Norman, The Moderate Rise and Tragic Fall of a New York Fixer (2016)

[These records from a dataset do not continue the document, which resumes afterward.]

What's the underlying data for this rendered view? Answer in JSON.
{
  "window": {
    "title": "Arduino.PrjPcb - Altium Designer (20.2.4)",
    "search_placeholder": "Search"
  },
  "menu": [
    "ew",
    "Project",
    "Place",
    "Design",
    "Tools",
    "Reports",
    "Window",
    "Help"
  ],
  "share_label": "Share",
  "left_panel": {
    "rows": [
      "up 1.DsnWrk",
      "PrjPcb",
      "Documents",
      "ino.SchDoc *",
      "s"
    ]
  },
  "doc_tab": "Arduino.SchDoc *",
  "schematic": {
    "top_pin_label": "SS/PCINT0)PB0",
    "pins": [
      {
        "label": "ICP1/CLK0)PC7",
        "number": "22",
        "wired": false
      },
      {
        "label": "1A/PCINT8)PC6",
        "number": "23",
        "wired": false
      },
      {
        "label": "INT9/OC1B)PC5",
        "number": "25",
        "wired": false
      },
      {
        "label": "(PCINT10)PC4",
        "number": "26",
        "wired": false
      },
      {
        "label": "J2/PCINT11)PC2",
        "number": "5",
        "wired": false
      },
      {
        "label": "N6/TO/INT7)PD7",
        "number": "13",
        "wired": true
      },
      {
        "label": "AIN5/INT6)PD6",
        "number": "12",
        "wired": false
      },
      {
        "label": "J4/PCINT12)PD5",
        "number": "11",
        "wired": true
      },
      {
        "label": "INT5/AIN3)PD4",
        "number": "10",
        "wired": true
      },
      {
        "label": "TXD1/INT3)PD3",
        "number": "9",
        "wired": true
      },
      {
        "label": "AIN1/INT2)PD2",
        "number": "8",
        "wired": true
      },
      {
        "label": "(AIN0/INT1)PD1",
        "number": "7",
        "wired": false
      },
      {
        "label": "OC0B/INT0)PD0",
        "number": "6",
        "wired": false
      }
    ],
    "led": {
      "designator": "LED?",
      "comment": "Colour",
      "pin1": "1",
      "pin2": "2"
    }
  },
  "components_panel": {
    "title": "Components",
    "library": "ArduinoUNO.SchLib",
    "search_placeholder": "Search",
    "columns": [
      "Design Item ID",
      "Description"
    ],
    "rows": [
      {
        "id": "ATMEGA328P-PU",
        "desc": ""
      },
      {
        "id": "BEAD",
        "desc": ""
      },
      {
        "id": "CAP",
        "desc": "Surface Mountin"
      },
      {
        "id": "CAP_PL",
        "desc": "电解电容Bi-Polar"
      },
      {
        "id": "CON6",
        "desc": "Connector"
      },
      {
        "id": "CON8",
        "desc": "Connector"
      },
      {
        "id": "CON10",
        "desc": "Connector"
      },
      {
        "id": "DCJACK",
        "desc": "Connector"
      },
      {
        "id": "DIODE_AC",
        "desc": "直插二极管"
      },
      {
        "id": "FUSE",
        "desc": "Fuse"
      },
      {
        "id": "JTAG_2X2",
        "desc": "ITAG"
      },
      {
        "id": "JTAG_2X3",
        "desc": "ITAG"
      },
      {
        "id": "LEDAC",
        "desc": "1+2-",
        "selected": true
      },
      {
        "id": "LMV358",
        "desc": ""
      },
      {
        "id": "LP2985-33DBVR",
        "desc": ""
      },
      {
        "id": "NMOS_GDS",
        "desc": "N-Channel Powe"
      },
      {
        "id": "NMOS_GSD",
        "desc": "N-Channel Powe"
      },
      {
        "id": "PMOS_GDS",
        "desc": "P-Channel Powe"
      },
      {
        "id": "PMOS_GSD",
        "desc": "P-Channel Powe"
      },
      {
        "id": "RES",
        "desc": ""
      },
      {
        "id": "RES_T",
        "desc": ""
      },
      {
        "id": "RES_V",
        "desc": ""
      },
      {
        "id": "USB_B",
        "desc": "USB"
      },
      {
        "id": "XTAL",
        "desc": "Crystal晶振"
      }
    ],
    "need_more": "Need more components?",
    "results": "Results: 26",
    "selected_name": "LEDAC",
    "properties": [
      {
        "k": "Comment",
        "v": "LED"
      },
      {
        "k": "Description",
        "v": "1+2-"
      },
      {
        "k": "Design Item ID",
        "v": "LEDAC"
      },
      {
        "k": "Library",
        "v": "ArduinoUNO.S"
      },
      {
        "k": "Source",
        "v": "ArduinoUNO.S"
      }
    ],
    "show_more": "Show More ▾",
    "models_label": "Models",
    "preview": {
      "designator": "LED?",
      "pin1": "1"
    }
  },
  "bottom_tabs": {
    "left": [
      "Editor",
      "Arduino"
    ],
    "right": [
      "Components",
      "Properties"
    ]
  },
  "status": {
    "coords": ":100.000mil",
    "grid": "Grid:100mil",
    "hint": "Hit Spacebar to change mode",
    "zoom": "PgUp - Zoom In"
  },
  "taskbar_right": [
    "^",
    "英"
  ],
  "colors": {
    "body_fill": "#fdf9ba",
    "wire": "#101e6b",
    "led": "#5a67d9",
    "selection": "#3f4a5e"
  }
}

We start here with Michael Sheen and Richard Gere chatting on a cold New York day. Philip Cohen (Sheen) is helping Norman Oppenheimer (Gere), albeit reluctantly. Norman you see is trying to make a deal, ‘to put my guy in a room with your guy’. I like Norman, he’s a persistent sod, but he’s a warm nature. It’s a delicate film, filled with subtle intrigue. Norman moves in political circles. The outskirts of the circles. Right outside the circle, trying to get in. He talks the talk, but doesn’t seem to quite win people over. It’s not always a very exciting world truth be told and watching Norman falter as his confidence makes way for awkwardness can be quite difficult and frustrating. You’ve a feeling that he’s forever destined to be kept out in the cold. He’s trying to befriend Micha Eshel (Lior Ashkenzai), an Israeli politician in the energy sector visiting New York. I don’t think Norman knows or cares much about energy. He’s simply hoping to be able to hook one influencer up with another, in this case Eshel with Taub (Josh Charles), in the hope that something good will happen and he’ll get the recognition for making it happen. He’s a fixer, as the wordy title details. In fact the title does pretty much some this up. Gere is good, he makes the most of what is a pretty thin premise and he’s in pretty much every minute of this. It’s a slog in places though. However his efforts have potential. Norman does know what he’s doing and as Eshel’s career flourishes all the way to PM of Israel, well the smile on Norman’s face is delightful. It’s a one step forward, two steps back sort of story though. Steve Buscemi pops up as Rabbi Blumenthal and Charlotte Gainsbourg too, my hopes are restored. It’s fleeting though and those hopes are dashed. For Norman too, y’see in befriending some, he climbs the ladder, but in the case of Alex Green (Gainsbourg) he’s footing on that ladder seems a little unsure. You’ll notice a theme, there’s a lot of jewish folks. It is very jewish without being, that’s to say it’s only the social side, even with the Rabbi, there’s very little religion, apart from saving a synagogue. That I guess is because this is Norman’s focus, he’s a social butterfly, he’s just turned it into a job of sorts. His world is rather vague though. He has no office, we never see him at home. You’d almost assume he had no home if he didn’t look so well put together. He appears to live out of his ever present satchel. This world in which he moves of players, could be seen as problematic though couldn’t it. It’s a well known conspiracy that Jews rule the world via some clandestine secret organisation. Bollocks of course, but shown stories like this, you can see how idiots jump to conclusions. Veiled antisemitism, like the kind where people assume that all Jews are rich. I myself heard this just the other day, slipped into polite conversation, from someone perfectly... nice, just with this stereotype planted in his head. It’s all complicated and not something this film gets into, but I still wanted to mention it. Anyway back to Norman. My god can his life get complicated. Amazingly so for one bloke and an iPhone. Trying to juggle Prime Ministers, Rabbis, a board of governors at synagogues and Harvard. You know what, it’s oddly compelling viewing. I’ve gotta give it to Gere, he does a great job, finding just the right balance. Capturing Norman’s venerability, intricacies, naivety and most of all heart. “Sometimes you’re up and sometimes you’re down” says Eshel. Very true and this rides that balance. It’s good, in a round about way.